9. Speaking of hitting again, it’s nice to see Jeff McNeil raking again.
10. Game-in, game-out, Michael Conforto proves the Mets need to extend him.
11. Somehow, someway, Dominic Smith has emerged as the Mets best hitter so far this year, and he’s leading the league in doubles. He wasn’t given an opportunity. He forced it.
12. Luis Guillorme is batting .395, and he plays good to great defense at three different positions. His not being able to crack this starting lineup is another example of why Van Wagenen has to go.
13. J.D. Davis has proven he can’t play in the field. Without the juiced ball, his GB rate is climbing back up to career norms, and his BABIP is dropping. In total, he’s regressing to the mean. Insisting on playing him everyday is holding this team back.
14. The rally yesterday was great, but it doesn’t mean a whole lot when you see the Mets lose in extras.
15. Right now, the only Mets reliever you might be able to trust is Brad Brach, who has been having a very good year. You’d like to see him more, but that may not be possible when his dealing with the after effects of COVID19.
17. The Tom Seaver patch is nice, but it’s perfunctory. It seems Mets fans want more with renaming Citi Field in his honor as a popular one. Personally, I’d like to see the dirt patch be permanent, and/or a 41 permanently on the pitching rubber at Citi Field.
18. It’s funny to think the Toronto Blue Jays are currently the best team in New York. One of the reasons why is Anthony Kay who has a 176 ERA+. The Mets sure could’ve used him this year.
19. We’re counting down the days until the Wilpons are gone. Hopefully, Van Wagenen, who turned a great core and minor league depth into a team four games under .500 f outside looking in on an expanded postseason, follows them out the door.
20. Despite everything, the Mets are just two games out of a postseason spot (five in the loss column). They’re better than the Marlins, Giants, Rockies, and Brewers (or should be). There’s still a chance.
Tom Seaver‘s 41 hung in the dugout, and the Mets players honored Seaver by rubbing dirt on their right knee. Considering the marks Seaver would have on his own knee from his drop and drive style, there really was no better tribute.
As for the game, it wasn’t pretty by any means. There was poor pitching, base running gaffes, and just sloppy play.
Still, the Mets fought in this game. They battled back from deficits of 4-0 and 7-4. They forced extra innings, and it was Pete Alonso up with a runner on second to lead off the inning. He would hit the first Mets walk-off lead-off two run homer.
— New York Mets (@Mets) September 4, 2020

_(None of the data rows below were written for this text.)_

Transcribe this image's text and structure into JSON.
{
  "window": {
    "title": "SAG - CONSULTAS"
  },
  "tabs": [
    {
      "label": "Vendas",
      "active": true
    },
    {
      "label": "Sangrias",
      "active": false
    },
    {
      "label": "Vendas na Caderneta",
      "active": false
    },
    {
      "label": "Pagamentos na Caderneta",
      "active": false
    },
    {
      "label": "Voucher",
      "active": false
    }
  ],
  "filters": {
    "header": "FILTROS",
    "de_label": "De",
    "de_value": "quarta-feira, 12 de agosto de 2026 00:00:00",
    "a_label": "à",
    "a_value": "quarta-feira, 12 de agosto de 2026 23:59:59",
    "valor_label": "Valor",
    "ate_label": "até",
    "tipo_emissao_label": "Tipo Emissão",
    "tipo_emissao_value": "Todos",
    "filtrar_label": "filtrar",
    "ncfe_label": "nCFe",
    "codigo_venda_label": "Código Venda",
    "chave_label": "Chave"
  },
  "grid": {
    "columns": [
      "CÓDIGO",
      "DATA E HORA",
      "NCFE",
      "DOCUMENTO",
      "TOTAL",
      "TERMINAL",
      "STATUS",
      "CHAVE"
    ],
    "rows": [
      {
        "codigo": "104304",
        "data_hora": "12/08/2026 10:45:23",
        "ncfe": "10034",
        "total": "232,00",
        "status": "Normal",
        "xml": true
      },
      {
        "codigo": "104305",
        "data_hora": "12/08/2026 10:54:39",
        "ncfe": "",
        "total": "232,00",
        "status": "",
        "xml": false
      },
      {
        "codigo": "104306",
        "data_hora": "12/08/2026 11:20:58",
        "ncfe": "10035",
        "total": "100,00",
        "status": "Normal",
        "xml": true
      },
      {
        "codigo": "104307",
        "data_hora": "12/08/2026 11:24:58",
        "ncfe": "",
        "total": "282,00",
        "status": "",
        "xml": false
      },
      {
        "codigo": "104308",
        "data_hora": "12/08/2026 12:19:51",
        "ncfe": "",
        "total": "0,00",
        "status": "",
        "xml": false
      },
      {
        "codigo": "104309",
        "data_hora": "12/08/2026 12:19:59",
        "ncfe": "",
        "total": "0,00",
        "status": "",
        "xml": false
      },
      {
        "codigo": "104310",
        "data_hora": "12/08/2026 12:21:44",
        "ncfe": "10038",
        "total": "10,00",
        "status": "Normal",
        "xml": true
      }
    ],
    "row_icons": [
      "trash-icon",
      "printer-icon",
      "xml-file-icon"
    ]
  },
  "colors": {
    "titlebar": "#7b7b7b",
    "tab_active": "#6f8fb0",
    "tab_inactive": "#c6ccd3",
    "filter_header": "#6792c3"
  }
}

With that homer, Edwin Diaz picked up a win. The Mets won a needed game. The fans got a much needed win.
It’s been an emotional day in an emotionally draining year. We all needed this one. We needed a reason to cheer. It also helped to have a reminder why we love this team.
As fans, we love these players. They’re resilient. They battle. They don’t give up. They didn’t tonight, and they earned a victory, and in doing so, they won one for Seaver.
What makes Mets broadcasts so special is Gary Cohen and Howie Rose grew up Mets fans. They’ve been there since the beginning, and they’re an encyclopedia of Mets knowledge.
To wit, no one knows just how great Tom Seaver was and just how much he meant to Mets fans.
For Mets fans, today is the wake and funeral. We’ve lost Seaver, and we’re turning in more to hear the tributes than we are to see the Mets face the Yankees.
We need Cohen and Rose to deliver the eulogy. They’ll do that in their pre-game introductions. They’ll do it by spinning tale after tale during the games.
They should do so unfettered. No need for Steve Gelbs interjections or for Wayne Randazzo to be able to really provide no perspective on this.
There is a place for Seaver’s former teammates Ron Darling and Keith Hernandez to provide some perspective. Having listened to them through the years, they both respect and revere Seaver much like we all do.
Overall, this is the day we all want to hear from Cohen and Rose. SNY and 880 should find a way to get them in the booth again together and to have them simulcast the game across TV and radio.
Let them deliver Seaver’s eulogy in a way only they can.